Unlike her. Jess was never late for work, and she didn’t want to start today. She quickly scanned the street for a cab. She noticed a large crowd of people blocking the sidewalk in front of her. Probably gawking at a dead body, she thought. She’d seen a number of jumpers and drug addicts clock out on Manhattan’s pavements. Not that she stopped to stare. She was too busy.
Jess glanced up to see how high the buildings were and saw a billboard of Drew. Goddamn it! Wasn’t her day bad enough already? Wasn’t it sufficient that she had to work with the guy every day?
Every billboard, every magazine cover, every inch of gossip column devoted to Drew was just another nail straight through her heart. Oh yes, she pretended to be friends with him. They’d agreed to remain friends when he dumped her. But she wasn’t his friend. She barely liked him. She just wanted to have his babies. Totally different.
Thankfully, she wouldn’t have to see Drew in the flesh today. He was on assignment in Florida. Another huge hurricane was brewing offshore, so Jess made the call late yesterday to send him down there. Sometimes being a producer came in handy, especially if it meant you could get an ex-lover out of the way for a few days.
Not that Jess would ever admit it, but she’d found it hard working with Drew since their bust-up. Work had always been the most important thing in her life, but lately she’d found it difficult to concentrate on her job. With any luck, Drew would be overcome by Florida, decide to stay there, and she’d never have to set eyes on his rippling biceps again.
Her phone rang. “Jess Walker.”
“Jess? It’s Dario. There’s been an accident.”
Jess froze. Fear shot through her legs. Dario Volteri was the cameraman she’d sent to Florida with Drew.
“What’s happened? Is it Drew?”
“Yeah. He fell through a roof. He’s …” Dario was shouting. Jess could hear the wind howling through the phone.
Jess staggered over to a parked car and fell against the trunk. A moan escaped her lips. “Oh no, no, no, Drew, not Drew, he can’t be dead.”
“Dead? No, he’s not dead. But I think his leg is broken.”
Jess pulled herself together. Thank God! “What the hell was he doing on a roof?”
“We were shooting. He decided to stand on top of a boatshed.
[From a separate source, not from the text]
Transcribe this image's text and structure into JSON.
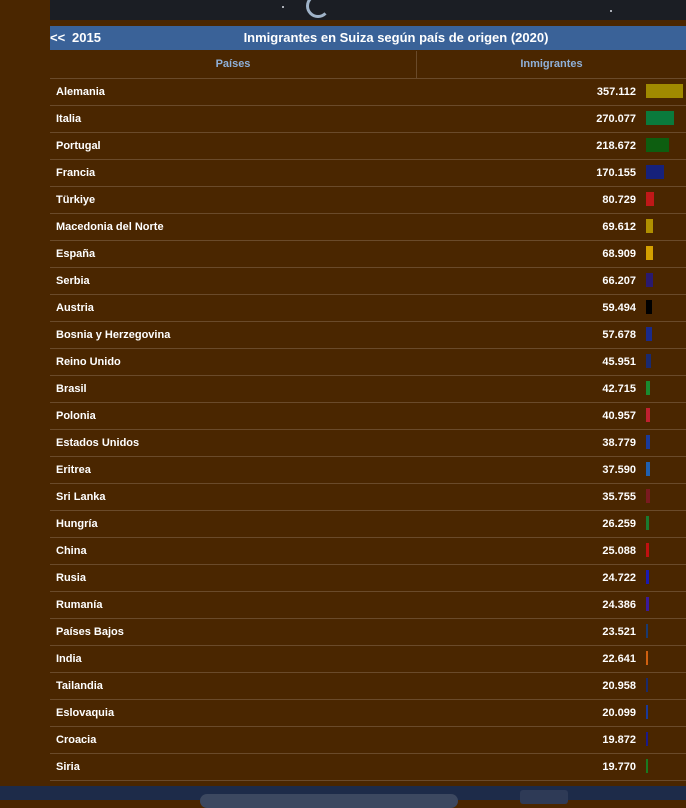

That way we’d get a good shot of the hurricane coming in from sea.”
“Is he insane?” And then a thought occurred to her. “Did you get footage?”
“Good. Send it through. Where’s Drew? Can I talk to him?”
“He’s at the hospital. We’re waiting for the X-rays to come back and then we’ll know more.”
“Unbelievable. The biggest predicted hurricane all year and no one to cover it.”
“Eva Sanchez is here,” Dario yelled. “She can do it.”
“What’s she doing there? I didn’t send her on this assignment.”
Dario stalled for a moment. “She’s not here for work. She came down with Drew.”
“What do you mean with Drew?”